The U.S. dropped 109 bundles, according to U.S. Central Command. Carrying out the drop were two C-17s and two C-130s, delivering approximately 10,500 gallons of fresh drinking water and approximately 7,000 meals ready to eat.

To support the humanitarian assistance mission, the U.S. military also conducted three airstrikes in coordination with the Iraqi security forces responsible for protecting Amerli, Centcom said in a statement.

Fighter aircraft struck and destroyed three Islamic State Humvees, one armed vehicle, one checkpoint, and one tank near the town. This bring the total number airstrikes conducted by the United States in Iraq since Aug. 8 to 118. Both operations Saturday were requested by the Iraqi government.

"The operations will be limited in their scope and duration as necessary to address this emerging humanitarian crisis and protect the civilians trapped in Amerli," Pentagon press secretary Rear Adm. John Kirby said in a statement Saturday night.

Amerli, home to at least 13,000 Shiite Turkmen, has been under siege for over two months. Islamic State militants surrounded the town, and cut off food, water, and medical supplies to the thousands of people who live there.

Holding back the militants have been a few hundred local men, but without outside help they had little chance to hold them off much longer.

Calls for help in Amerli began earlier this month, and on Aug. 23, Nickolay Mladenov, the head of the U.N. Assistance Mission in Iraq, warned that immediate action was needed to "prevent the possible massacre of its citizens."

On Tuesday, Iraqi warplanes reportedly started bombing the area while Iraqi forces, aided by Shiite militias, prepared to launch a counteroffensive to break the Islamic State's siege.

The Defense Department said it was monitoring the situation and ready to assist, if needed.

Local fighters had seen U.S. warplanes and drones flying over the besieged town for days but not striking, according to Hayder al-Khoei, an expert on Iraq at Chatham House, a policy institute based in London.

"Nobody's taken our eye off of that township and the struggles in that township," Kirby told reporters at the Pentagon Friday.


The Complex

Is the ISIS Laptop of Doom an Operational Threat?

Weapons of mass destruction are the holy grail for terrorist groups, and over the years a number of organizations have announced their intentions to acquire chemical, biological, and radiological weapons. But the discovery of a laptop purportedly belonging to a member of the Islamic State is raising new questions about whether the terrorist group, which U.S. officials say is more dangerous than al Qaeda, is poised to launch a WMD attack.

U.S. officials and terrorism experts said that the discovery of the laptop raises troubling questions about the Islamic State's intentions and its ability to conduct a WMD strike.

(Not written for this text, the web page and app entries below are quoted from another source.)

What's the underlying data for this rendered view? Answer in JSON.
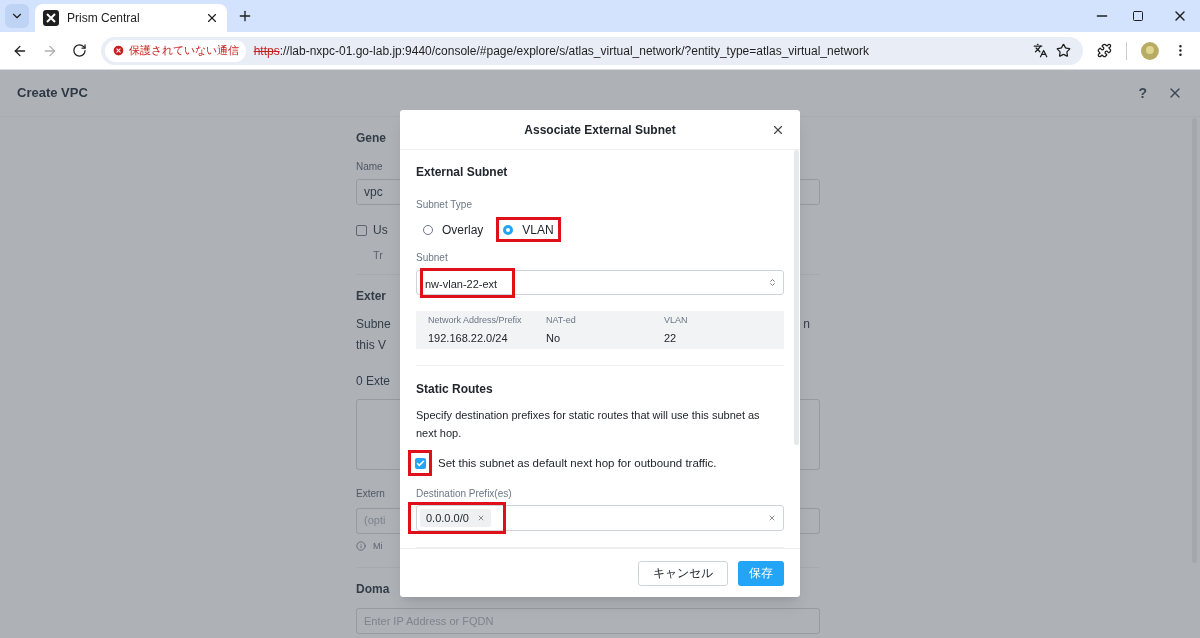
{
  "browser": {
    "tab": {
      "title": "Prism Central"
    },
    "security_chip": "保護されていない通信",
    "address": {
      "scheme": "https",
      "rest": "://lab-nxpc-01.go-lab.jp:9440/console/#page/explore/s/atlas_virtual_network/?entity_type=atlas_virtual_network"
    }
  },
  "page": {
    "title": "Create VPC",
    "help": "?",
    "form": {
      "general_heading": "Gene",
      "name_label": "Name",
      "name_value": "vpc",
      "option_label": "Us",
      "option_checked": false,
      "option_hint": "Tr",
      "external_heading": "Exter",
      "description_line_1": "Subne",
      "description_line_1_tail": "n",
      "description_line_2": "this V",
      "count_label": "0 Exte",
      "external_field_label": "Extern",
      "external_field_placeholder": "(opti",
      "info_note": "Mi",
      "domain_heading": "Doma",
      "domain_placeholder": "Enter IP Address or FQDN"
    }
  },
  "dialog": {
    "title": "Associate External Subnet",
    "section": "External Subnet",
    "subnet_type_label": "Subnet Type",
    "subnet_types": [
      {
        "label": "Overlay",
        "selected": false,
        "highlighted": false
      },
      {
        "label": "VLAN",
        "selected": true,
        "highlighted": true
      }
    ],
    "subnet_label": "Subnet",
    "subnet": {
      "value": "nw-vlan-22-ext",
      "highlighted": true
    },
    "details": [
      {
        "label": "Network Address/Prefix",
        "value": "192.168.22.0/24"
      },
      {
        "label": "NAT-ed",
        "value": "No"
      },
      {
        "label": "VLAN",
        "value": "22"
      }
    ],
    "static_routes": {
      "title": "Static Routes",
      "description": "Specify destination prefixes for static routes that will use this subnet as next hop.",
      "default_hop": {
        "label": "Set this subnet as default next hop for outbound traffic.",
        "checked": true,
        "highlighted": true
      },
      "prefix_label": "Destination Prefix(es)",
      "prefixes": [
        {
          "value": "0.0.0.0/0",
          "highlighted": true
        }
      ]
    },
    "buttons": [
      {
        "label": "キャンセル",
        "kind": "secondary"
      },
      {
        "label": "保存",
        "kind": "primary"
      }
    ]
  }
}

But they urged caution, noting that the presence of documents on building biological weapons does not necessarily add up to an actual capability to use them.

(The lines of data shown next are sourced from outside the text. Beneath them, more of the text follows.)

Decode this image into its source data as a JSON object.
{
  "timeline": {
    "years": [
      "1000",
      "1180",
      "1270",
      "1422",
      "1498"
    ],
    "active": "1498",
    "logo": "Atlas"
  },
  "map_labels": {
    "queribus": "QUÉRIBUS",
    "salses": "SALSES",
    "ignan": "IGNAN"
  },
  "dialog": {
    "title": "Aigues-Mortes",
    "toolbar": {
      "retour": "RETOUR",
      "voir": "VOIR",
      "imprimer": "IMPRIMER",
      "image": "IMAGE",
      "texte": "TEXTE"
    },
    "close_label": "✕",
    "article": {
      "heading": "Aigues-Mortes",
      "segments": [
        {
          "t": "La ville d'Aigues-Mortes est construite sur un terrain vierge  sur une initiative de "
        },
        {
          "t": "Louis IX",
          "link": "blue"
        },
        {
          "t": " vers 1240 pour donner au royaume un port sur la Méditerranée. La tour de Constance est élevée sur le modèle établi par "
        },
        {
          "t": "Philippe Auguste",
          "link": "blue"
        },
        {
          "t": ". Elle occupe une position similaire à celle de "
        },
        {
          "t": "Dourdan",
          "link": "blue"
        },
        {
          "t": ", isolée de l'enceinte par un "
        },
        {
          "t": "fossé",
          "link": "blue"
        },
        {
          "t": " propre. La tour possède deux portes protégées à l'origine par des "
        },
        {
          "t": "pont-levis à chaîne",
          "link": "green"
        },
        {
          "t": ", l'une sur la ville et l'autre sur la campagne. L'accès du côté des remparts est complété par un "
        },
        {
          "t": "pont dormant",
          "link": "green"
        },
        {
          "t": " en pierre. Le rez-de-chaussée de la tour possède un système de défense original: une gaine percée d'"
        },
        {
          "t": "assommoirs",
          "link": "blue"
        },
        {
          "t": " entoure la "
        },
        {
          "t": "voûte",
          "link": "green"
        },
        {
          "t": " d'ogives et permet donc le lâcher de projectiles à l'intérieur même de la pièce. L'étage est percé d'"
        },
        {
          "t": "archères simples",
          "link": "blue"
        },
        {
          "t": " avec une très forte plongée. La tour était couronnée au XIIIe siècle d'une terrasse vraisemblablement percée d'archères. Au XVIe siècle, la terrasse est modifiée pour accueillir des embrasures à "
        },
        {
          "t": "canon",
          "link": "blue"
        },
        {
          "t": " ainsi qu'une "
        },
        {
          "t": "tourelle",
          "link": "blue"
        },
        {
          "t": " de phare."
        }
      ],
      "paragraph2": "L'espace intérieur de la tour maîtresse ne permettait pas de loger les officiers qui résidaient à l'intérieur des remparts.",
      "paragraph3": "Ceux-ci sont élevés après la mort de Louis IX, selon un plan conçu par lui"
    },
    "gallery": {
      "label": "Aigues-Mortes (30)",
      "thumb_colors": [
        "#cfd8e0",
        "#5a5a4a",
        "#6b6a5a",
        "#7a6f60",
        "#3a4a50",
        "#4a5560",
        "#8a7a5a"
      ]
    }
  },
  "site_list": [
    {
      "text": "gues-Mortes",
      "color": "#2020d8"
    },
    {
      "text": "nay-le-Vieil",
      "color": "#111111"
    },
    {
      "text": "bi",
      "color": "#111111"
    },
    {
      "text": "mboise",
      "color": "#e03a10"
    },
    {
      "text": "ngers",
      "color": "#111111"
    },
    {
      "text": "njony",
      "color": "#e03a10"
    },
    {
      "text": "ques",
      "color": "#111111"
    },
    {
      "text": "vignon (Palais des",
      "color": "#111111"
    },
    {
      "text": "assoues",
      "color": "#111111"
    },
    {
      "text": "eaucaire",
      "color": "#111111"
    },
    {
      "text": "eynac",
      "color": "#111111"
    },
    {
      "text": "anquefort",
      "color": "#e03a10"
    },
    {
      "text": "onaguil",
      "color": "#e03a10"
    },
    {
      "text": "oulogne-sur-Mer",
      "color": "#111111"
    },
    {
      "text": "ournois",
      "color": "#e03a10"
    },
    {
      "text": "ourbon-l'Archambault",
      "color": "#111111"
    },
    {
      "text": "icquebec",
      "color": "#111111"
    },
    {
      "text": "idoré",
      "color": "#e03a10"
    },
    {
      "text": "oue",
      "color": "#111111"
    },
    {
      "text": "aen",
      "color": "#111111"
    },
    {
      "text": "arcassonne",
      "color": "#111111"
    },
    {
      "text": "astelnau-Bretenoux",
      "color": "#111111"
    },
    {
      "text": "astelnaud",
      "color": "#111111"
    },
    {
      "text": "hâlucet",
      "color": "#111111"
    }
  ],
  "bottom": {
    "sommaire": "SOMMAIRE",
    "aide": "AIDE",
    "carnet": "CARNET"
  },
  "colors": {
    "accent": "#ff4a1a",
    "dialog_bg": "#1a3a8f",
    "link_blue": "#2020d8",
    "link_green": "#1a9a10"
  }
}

"I wouldn't dismiss the idea of a WMD attack by terrorists," said Daveed Gartenstein-Ross, a senior fellow with the Foundation for Defense of Democracies. "It's something we should guard against. But in terms of something I worry about, it's far down the list."

Still, the laptop and its more than 35,000 files provide a rare and unsettling window into the Islamist State's inner workings. One U.S. official, who spoke on the condition of anonymity to discuss developing intelligence, said the files on the laptop offer some of the most precise information to date on the Islamic State's WMD aspirations. The information indicates that the Islamic State likely now has the ability to build at least some form of biological or chemical weapon, the official said.

The laptop, which was examined by correspondents for Foreign Policy, contains thousands of files related to planning and launching terrorist attacks. Most troubling is a document that discusses how to weaponize bubonic plague. But turning that knowledge into a working weapon requires particular expertise, and it's not clear that the Islamic State has it.

"That they have the capabilities and intentions [to build some WMD] is beyond dispute," Gartenstein-Ross said. But the Islamic State would still face considerable obstacles if it actually attempted to build a weapon with bubonic plague. "It's a very dangerous thing to try to harness as an offensive weapon, in part because you might kill all your own guys in the process," Gartenstein-Ross said.

But the risk of building WMD hasn't blunted terrorists' ambition. Only last year, Iraqi officials broke up an al Qaeda cell in Iraq that attempted to build chemical weapons for attacks in the West. Chemical weapons are potentially less dangerous than weaponized biological agents, which is what makes the files on the Islamic State's laptop so concerning.